* [AIM OF THE TASK]
Select the lines below containing the word "Heat".

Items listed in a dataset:
******

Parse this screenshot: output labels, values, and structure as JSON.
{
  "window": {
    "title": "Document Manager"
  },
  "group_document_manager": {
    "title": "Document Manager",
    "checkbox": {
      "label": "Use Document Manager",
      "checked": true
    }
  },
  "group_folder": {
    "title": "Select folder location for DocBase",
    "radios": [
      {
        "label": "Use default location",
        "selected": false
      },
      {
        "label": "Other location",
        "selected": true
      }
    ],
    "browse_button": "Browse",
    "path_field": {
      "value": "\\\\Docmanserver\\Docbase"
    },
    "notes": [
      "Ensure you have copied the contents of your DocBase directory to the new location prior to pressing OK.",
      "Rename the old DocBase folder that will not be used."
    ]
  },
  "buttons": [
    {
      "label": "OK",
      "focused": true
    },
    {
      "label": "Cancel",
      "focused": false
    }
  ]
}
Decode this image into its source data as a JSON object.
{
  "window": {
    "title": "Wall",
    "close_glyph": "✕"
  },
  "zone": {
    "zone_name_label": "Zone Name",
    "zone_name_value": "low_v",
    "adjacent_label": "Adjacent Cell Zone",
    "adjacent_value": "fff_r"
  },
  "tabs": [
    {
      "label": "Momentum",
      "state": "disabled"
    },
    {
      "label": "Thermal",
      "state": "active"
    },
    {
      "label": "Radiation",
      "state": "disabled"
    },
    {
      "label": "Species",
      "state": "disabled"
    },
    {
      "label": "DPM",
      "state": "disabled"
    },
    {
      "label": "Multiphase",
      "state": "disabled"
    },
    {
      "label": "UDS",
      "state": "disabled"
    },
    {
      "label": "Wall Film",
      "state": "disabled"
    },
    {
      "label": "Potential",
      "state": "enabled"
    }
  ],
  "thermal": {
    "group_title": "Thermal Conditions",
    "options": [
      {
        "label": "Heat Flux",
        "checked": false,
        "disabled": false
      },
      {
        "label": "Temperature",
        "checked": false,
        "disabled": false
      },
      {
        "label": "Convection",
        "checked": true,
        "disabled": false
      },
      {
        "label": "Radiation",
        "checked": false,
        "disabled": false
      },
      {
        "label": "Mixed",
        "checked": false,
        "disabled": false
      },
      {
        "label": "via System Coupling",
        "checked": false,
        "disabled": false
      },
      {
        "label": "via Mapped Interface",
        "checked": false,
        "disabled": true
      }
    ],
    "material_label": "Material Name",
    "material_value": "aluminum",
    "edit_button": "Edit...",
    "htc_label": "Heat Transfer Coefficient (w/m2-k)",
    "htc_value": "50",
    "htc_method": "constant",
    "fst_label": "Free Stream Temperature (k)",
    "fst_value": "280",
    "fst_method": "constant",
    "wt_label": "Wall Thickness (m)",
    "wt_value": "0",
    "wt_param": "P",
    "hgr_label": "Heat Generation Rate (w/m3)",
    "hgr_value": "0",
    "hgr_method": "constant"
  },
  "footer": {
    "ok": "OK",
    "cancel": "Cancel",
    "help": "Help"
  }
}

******

* [ANSWER TO THIS TASK]
        "label": "Heat Flux",
    "htc_label": "Heat Transfer Coefficient (w/m2-k)",
    "hgr_label": "Heat Generation Rate (w/m3)",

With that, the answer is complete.